Fetishization of girls of color
In Moxie, we learn that a student of color, Kiera (Sydney Park), always wins “best ass” in the boys’ ranked list of the girls in their class. In a similar vein, Lucy briefly discusses the phenomenon of people touching Black girls’ hair without their permission. Unfortunately, examples like these of girls of color being sexualized in racially specific ways are not the stuff of fiction. In a February Forbes article, author Janice Gassam Asare explains: “Fetishization can be thought of as the act of making someone an object of sexual desire based on some aspect of their identity.” She goes on to say: “Saying that you want to associate with someone or date them only because of the racial/ethnic group that they belong to or some aspect of their racial identity may be a good indication that you are engaged in fetishization.”
Seeing male harassers and assaulters protected
In Moxie, the school principal dismisses Lucy’s claims that Mitchell is harassing her. We also find out later that Mitchell had previously raped another girl; she didn’t report it for fear of the ramifications, and we don’t see him suffer any consequences. Ever heard of Brock Turner?
Moxie isn’t perfect. I would’ve liked to see a deeper exploration of the roles whiteness and white supremacy play in white girls’ feminist awakenings. Vivian is moved to action in large part because of her early encounters with Lucy, the new Black girl in school, but it’s Vivian’s story that’s centered, and she receives most of the glory, which is problematic. I also would’ve liked to see greater representation of the experiences of disabled girls, fat girls, and queer girls. There is one disabled character, Meg (Emily Hopper), but her presence could’ve been highlighted more, and the lack of body diversity in the cast is noticeable, as is the almost complete absence of the specific issues faced by fat girls and queer girls.

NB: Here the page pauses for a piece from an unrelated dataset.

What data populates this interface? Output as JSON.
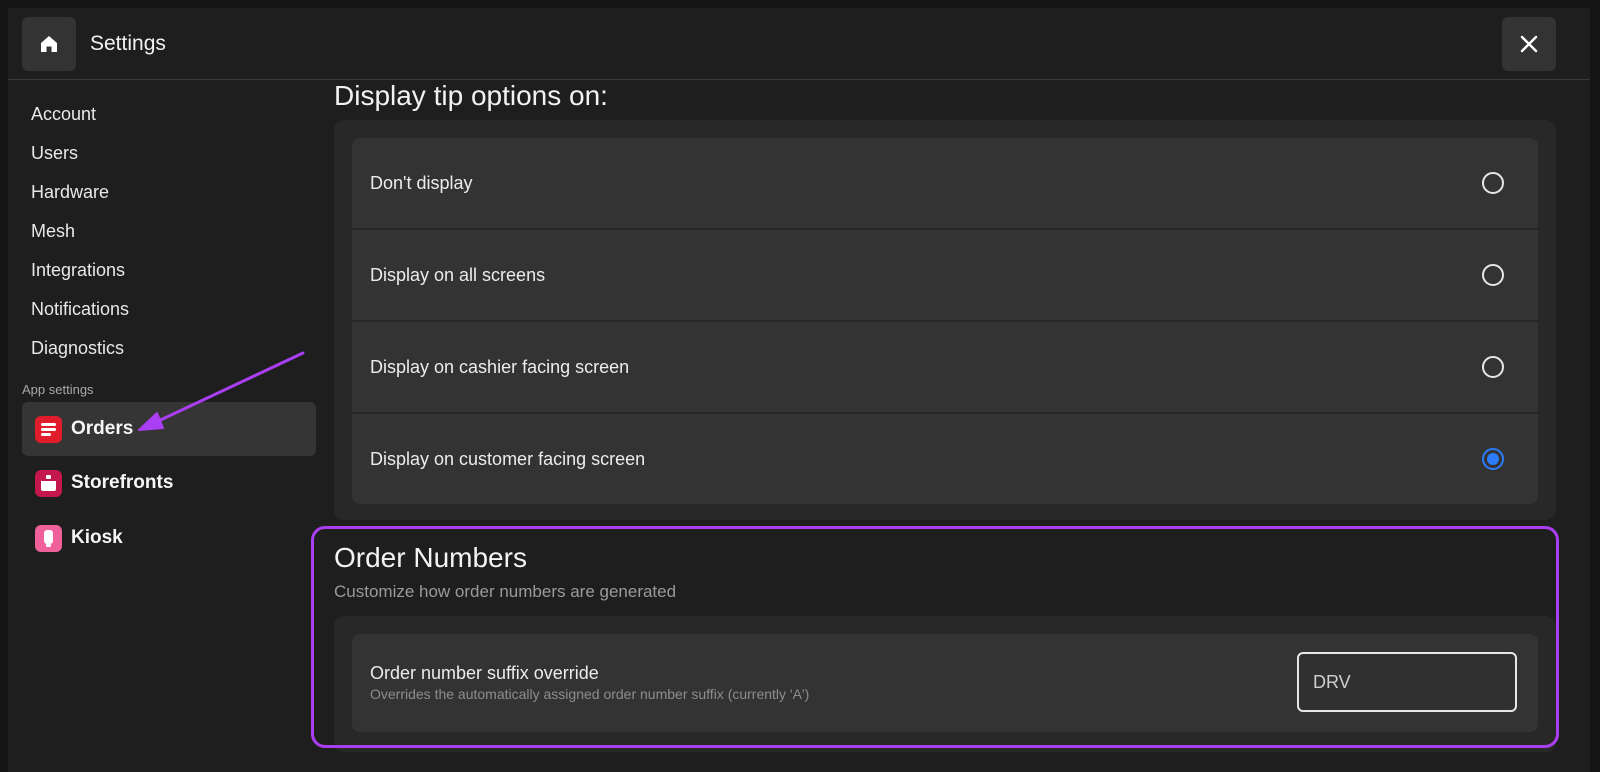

That being said, I maintain that Moxie presents viewers with a window into some of the real-life challenges that teenage girls confront every day, and that these are issues we should all take seriously. This movie also shows that teen girls are tough. Teen girls are resilient. Teen girls raise their voices against injustice. Teen girls are not to be underestimated. Teen girls have moxie.

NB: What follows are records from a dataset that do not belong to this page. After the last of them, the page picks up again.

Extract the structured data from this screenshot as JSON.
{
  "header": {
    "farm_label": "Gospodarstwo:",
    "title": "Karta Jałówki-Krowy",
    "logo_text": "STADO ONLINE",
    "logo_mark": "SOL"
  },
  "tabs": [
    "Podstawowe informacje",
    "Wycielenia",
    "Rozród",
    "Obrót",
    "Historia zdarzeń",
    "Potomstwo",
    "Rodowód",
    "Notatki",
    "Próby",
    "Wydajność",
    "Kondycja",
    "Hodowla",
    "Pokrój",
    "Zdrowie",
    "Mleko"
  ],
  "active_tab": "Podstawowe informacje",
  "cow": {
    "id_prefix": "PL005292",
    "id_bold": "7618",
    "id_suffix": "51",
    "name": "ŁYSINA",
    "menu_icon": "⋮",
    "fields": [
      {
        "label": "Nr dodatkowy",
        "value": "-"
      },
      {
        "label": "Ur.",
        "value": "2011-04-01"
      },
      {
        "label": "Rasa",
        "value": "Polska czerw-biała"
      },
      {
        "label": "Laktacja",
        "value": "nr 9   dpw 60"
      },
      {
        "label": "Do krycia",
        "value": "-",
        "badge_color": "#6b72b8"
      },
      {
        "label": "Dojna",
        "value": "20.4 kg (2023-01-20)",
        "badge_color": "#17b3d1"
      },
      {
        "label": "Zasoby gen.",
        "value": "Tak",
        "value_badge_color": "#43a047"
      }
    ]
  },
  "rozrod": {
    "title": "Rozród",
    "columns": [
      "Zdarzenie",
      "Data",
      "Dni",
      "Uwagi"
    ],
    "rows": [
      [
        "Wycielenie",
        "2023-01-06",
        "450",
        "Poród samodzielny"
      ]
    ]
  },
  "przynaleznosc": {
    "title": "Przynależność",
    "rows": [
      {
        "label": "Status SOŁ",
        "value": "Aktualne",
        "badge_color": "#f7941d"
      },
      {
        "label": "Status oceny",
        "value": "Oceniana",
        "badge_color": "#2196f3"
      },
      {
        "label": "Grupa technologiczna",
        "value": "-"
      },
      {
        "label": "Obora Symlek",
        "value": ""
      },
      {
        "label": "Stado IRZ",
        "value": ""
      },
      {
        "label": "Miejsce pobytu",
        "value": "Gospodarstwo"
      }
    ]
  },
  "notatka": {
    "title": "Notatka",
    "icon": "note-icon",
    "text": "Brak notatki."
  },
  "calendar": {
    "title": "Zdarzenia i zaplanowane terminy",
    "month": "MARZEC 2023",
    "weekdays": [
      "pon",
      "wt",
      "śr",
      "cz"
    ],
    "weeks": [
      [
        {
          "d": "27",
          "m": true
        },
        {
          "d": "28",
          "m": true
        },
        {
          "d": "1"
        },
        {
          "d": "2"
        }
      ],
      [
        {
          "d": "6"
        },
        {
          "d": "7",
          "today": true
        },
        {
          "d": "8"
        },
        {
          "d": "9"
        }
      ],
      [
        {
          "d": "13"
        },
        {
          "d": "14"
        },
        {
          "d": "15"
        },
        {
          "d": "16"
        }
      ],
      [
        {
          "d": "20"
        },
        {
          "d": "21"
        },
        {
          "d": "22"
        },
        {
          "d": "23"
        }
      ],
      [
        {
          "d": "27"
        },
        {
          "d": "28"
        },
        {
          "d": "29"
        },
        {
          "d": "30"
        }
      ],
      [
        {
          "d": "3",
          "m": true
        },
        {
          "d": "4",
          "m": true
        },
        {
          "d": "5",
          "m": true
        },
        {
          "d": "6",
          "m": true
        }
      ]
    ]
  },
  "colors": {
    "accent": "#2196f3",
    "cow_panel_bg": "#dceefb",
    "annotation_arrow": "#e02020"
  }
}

And, just think what they could do if they didn’t have to deal with all this patriarchal, white supremacist bullsh*t.
How to cite this page
Klebe, Larisa. ""Moxie" Is More than Fiction." 1 April 2021. Jewish Women's Archive. (Viewed on April 20, 2021) <https://jwa.org/blog/moxie-more-fiction>.